- _Task statement_: Line by line, write out the material exactly.
··· Record extracts ···
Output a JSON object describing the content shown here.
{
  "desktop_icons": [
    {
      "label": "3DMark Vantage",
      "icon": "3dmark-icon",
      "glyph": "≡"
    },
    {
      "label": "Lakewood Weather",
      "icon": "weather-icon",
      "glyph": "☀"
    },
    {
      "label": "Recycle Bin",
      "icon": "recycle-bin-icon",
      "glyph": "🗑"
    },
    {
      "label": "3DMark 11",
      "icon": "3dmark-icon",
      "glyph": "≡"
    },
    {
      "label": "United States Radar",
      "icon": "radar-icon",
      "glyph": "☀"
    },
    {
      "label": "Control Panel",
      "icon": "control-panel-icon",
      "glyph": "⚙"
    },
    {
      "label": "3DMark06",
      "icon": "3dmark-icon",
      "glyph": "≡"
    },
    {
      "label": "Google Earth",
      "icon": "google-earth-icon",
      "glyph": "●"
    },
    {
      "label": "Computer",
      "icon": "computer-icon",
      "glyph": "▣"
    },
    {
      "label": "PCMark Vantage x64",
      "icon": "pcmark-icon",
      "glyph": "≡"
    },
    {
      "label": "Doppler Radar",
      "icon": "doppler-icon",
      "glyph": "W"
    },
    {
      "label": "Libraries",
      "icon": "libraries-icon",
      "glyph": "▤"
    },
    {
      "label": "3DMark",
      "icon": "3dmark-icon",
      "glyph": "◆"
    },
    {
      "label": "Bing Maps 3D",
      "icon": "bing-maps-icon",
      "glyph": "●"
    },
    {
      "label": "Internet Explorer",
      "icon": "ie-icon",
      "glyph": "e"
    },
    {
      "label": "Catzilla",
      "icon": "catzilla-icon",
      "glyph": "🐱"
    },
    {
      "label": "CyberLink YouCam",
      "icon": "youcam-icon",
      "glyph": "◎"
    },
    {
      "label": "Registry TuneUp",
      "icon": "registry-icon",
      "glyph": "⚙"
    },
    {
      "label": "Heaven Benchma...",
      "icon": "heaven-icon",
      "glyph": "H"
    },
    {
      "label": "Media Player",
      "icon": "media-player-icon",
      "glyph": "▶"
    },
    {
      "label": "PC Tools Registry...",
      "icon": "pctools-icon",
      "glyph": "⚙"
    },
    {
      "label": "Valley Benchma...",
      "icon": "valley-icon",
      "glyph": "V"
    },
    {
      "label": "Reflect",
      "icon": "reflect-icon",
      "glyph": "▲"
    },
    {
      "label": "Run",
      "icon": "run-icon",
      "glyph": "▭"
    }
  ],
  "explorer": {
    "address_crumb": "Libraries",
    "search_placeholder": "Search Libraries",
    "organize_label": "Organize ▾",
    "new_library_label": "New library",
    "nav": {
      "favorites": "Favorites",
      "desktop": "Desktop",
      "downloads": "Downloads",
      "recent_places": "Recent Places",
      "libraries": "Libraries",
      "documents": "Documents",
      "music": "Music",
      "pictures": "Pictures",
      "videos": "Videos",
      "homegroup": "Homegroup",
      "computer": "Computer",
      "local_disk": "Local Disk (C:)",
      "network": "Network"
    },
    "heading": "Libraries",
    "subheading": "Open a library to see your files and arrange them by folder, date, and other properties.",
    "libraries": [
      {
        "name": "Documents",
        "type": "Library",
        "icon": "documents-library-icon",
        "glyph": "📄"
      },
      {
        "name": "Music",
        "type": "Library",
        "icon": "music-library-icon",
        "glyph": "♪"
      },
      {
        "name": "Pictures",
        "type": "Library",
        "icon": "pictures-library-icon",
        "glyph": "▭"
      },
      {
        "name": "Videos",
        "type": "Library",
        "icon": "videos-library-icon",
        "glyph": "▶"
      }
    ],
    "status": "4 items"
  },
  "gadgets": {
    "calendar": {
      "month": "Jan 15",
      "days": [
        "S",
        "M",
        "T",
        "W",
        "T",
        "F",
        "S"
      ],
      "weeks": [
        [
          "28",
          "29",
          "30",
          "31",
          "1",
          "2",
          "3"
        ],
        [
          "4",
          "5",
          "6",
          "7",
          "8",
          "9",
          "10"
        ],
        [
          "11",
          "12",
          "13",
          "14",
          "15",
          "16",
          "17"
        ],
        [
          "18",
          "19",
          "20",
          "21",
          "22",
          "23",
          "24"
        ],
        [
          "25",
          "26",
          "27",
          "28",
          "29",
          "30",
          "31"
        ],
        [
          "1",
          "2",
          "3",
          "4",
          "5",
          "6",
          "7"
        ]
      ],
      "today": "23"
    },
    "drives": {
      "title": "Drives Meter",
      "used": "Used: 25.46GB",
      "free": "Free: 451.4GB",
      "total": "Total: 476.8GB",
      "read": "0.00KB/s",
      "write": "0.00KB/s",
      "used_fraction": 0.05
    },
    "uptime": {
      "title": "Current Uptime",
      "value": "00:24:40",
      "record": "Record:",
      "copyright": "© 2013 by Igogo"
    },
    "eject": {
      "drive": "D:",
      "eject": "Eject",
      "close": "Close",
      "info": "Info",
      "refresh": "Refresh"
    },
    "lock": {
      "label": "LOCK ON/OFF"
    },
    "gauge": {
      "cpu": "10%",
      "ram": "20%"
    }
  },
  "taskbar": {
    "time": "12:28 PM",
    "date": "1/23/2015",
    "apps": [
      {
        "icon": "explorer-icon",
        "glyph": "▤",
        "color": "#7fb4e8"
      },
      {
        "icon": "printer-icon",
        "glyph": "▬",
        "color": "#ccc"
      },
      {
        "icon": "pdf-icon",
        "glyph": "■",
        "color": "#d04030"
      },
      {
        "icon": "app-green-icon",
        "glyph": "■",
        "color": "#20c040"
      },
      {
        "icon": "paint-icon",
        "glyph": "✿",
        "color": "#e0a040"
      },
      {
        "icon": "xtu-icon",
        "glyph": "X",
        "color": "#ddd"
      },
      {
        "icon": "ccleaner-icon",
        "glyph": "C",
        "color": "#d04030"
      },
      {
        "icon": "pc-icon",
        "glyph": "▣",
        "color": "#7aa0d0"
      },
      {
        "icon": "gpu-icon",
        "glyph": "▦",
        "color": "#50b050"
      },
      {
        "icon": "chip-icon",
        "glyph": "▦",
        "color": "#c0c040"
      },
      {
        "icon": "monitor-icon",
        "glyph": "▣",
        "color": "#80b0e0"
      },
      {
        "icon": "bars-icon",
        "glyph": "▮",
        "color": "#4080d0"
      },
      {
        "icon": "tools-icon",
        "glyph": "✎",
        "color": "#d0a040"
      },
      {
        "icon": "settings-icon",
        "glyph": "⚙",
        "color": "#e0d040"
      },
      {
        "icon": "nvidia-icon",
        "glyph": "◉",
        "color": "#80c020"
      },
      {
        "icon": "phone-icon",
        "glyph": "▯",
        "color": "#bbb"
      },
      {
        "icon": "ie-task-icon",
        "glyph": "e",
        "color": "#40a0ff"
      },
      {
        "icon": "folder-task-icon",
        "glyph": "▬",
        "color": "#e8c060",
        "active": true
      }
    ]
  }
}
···
- _Worked solution_:
Output a JSON object describing the content shown here.
{
  "desktop_icons": [
    {
      "label": "3DMark Vantage",
      "icon": "3dmark-icon",
      "glyph": "≡"
    },
    {
      "label": "Lakewood Weather",
      "icon": "weather-icon",
      "glyph": "☀"
    },
    {
      "label": "Recycle Bin",
      "icon": "recycle-bin-icon",
      "glyph": "🗑"
    },
    {
      "label": "3DMark 11",
      "icon": "3dmark-icon",
      "glyph": "≡"
    },
    {
      "label": "United States Radar",
      "icon": "radar-icon",
      "glyph": "☀"
    },
    {
      "label": "Control Panel",
      "icon": "control-panel-icon",
      "glyph": "⚙"
    },
    {
      "label": "3DMark06",
      "icon": "3dmark-icon",
      "glyph": "≡"
    },
    {
      "label": "Google Earth",
      "icon": "google-earth-icon",
      "glyph": "●"
    },
    {
      "label": "Computer",
      "icon": "computer-icon",
      "glyph": "▣"
    },
    {
      "label": "PCMark Vantage x64",
      "icon": "pcmark-icon",
      "glyph": "≡"
    },
    {
      "label": "Doppler Radar",
      "icon": "doppler-icon",
      "glyph": "W"
    },
    {
      "label": "Libraries",
      "icon": "libraries-icon",
      "glyph": "▤"
    },
    {
      "label": "3DMark",
      "icon": "3dmark-icon",
      "glyph": "◆"
    },
    {
      "label": "Bing Maps 3D",
      "icon": "bing-maps-icon",
      "glyph": "●"
    },
    {
      "label": "Internet Explorer",
      "icon": "ie-icon",
      "glyph": "e"
    },
    {
      "label": "Catzilla",
      "icon": "catzilla-icon",
      "glyph": "🐱"
    },
    {
      "label": "CyberLink YouCam",
      "icon": "youcam-icon",
      "glyph": "◎"
    },
    {
      "label": "Registry TuneUp",
      "icon": "registry-icon",
      "glyph": "⚙"
    },
    {
      "label": "Heaven Benchma...",
      "icon": "heaven-icon",
      "glyph": "H"
    },
    {
      "label": "Media Player",
      "icon": "media-player-icon",
      "glyph": "▶"
    },
    {
      "label": "PC Tools Registry...",
      "icon": "pctools-icon",
      "glyph": "⚙"
    },
    {
      "label": "Valley Benchma...",
      "icon": "valley-icon",
      "glyph": "V"
    },
    {
      "label": "Reflect",
      "icon": "reflect-icon",
      "glyph": "▲"
    },
    {
      "label": "Run",
      "icon": "run-icon",
      "glyph": "▭"
    }
  ],
  "explorer": {
    "address_crumb": "Libraries",
    "search_placeholder": "Search Libraries",
    "organize_label": "Organize ▾",
    "new_library_label": "New library",
    "nav": {
      "favorites": "Favorites",
      "desktop": "Desktop",
      "downloads": "Downloads",
      "recent_places": "Recent Places",
      "libraries": "Libraries",
      "documents": "Documents",
      "music": "Music",
      "pictures": "Pictures",
      "videos": "Videos",
      "homegroup": "Homegroup",
      "computer": "Computer",
      "local_disk": "Local Disk (C:)",
      "network": "Network"
    },
    "heading": "Libraries",
    "subheading": "Open a library to see your files and arrange them by folder, date, and other properties.",
    "libraries": [
      {
        "name": "Documents",
        "type": "Library",
        "icon": "documents-library-icon",
        "glyph": "📄"
      },
      {
        "name": "Music",
        "type": "Library",
        "icon": "music-library-icon",
        "glyph": "♪"
      },
      {
        "name": "Pictures",
        "type": "Library",
        "icon": "pictures-library-icon",
        "glyph": "▭"
      },
      {
        "name": "Videos",
        "type": "Library",
        "icon": "videos-library-icon",
        "glyph": "▶"
      }
    ],
    "status": "4 items"
  },
  "gadgets": {
    "calendar": {
      "month": "Jan 15",
      "days": [
        "S",
        "M",
        "T",
        "W",
        "T",
        "F",
        "S"
      ],
      "weeks": [
        [
          "28",
          "29",
          "30",
          "31",
          "1",
          "2",
          "3"
        ],
        [
          "4",
          "5",
          "6",
          "7",
          "8",
          "9",
          "10"
        ],
        [
          "11",
          "12",
          "13",
          "14",
          "15",
          "16",
          "17"
        ],
        [
          "18",
          "19",
          "20",
          "21",
          "22",
          "23",
          "24"
        ],
        [
          "25",
          "26",
          "27",
          "28",
          "29",
          "30",
          "31"
        ],
        [
          "1",
          "2",
          "3",
          "4",
          "5",
          "6",
          "7"
        ]
      ],
      "today": "23"
    },
    "drives": {
      "title": "Drives Meter",
      "used": "Used: 25.46GB",
      "free": "Free: 451.4GB",
      "total": "Total: 476.8GB",
      "read": "0.00KB/s",
      "write": "0.00KB/s",
      "used_fraction": 0.05
    },
    "uptime": {
      "title": "Current Uptime",
      "value": "00:24:40",
      "record": "Record:",
      "copyright": "© 2013 by Igogo"
    },
    "eject": {
      "drive": "D:",
      "eject": "Eject",
      "close": "Close",
      "info": "Info",
      "refresh": "Refresh"
    },
    "lock": {
      "label": "LOCK ON/OFF"
    },
    "gauge": {
      "cpu": "10%",
      "ram": "20%"
    }
  },
  "taskbar": {
    "time": "12:28 PM",
    "date": "1/23/2015",
    "apps": [
      {
        "icon": "explorer-icon",
        "glyph": "▤",
        "color": "#7fb4e8"
      },
      {
        "icon": "printer-icon",
        "glyph": "▬",
        "color": "#ccc"
      },
      {
        "icon": "pdf-icon",
        "glyph": "■",
        "color": "#d04030"
      },
      {
        "icon": "app-green-icon",
        "glyph": "■",
        "color": "#20c040"
      },
      {
        "icon": "paint-icon",
        "glyph": "✿",
        "color": "#e0a040"
      },
      {
        "icon": "xtu-icon",
        "glyph": "X",
        "color": "#ddd"
      },
      {
        "icon": "ccleaner-icon",
        "glyph": "C",
        "color": "#d04030"
      },
      {
        "icon": "pc-icon",
        "glyph": "▣",
        "color": "#7aa0d0"
      },
      {
        "icon": "gpu-icon",
        "glyph": "▦",
        "color": "#50b050"
      },
      {
        "icon": "chip-icon",
        "glyph": "▦",
        "color": "#c0c040"
      },
      {
        "icon": "monitor-icon",
        "glyph": "▣",
        "color": "#80b0e0"
      },
      {
        "icon": "bars-icon",
        "glyph": "▮",
        "color": "#4080d0"
      },
      {
        "icon": "tools-icon",
        "glyph": "✎",
        "color": "#d0a040"
      },
      {
        "icon": "settings-icon",
        "glyph": "⚙",
        "color": "#e0d040"
      },
      {
        "icon": "nvidia-icon",
        "glyph": "◉",
        "color": "#80c020"
      },
      {
        "icon": "phone-icon",
        "glyph": "▯",
        "color": "#bbb"
      },
      {
        "icon": "ie-task-icon",
        "glyph": "e",
        "color": "#40a0ff"
      },
      {
        "icon": "folder-task-icon",
        "glyph": "▬",
        "color": "#e8c060",
        "active": true
      }
    ]
  }
}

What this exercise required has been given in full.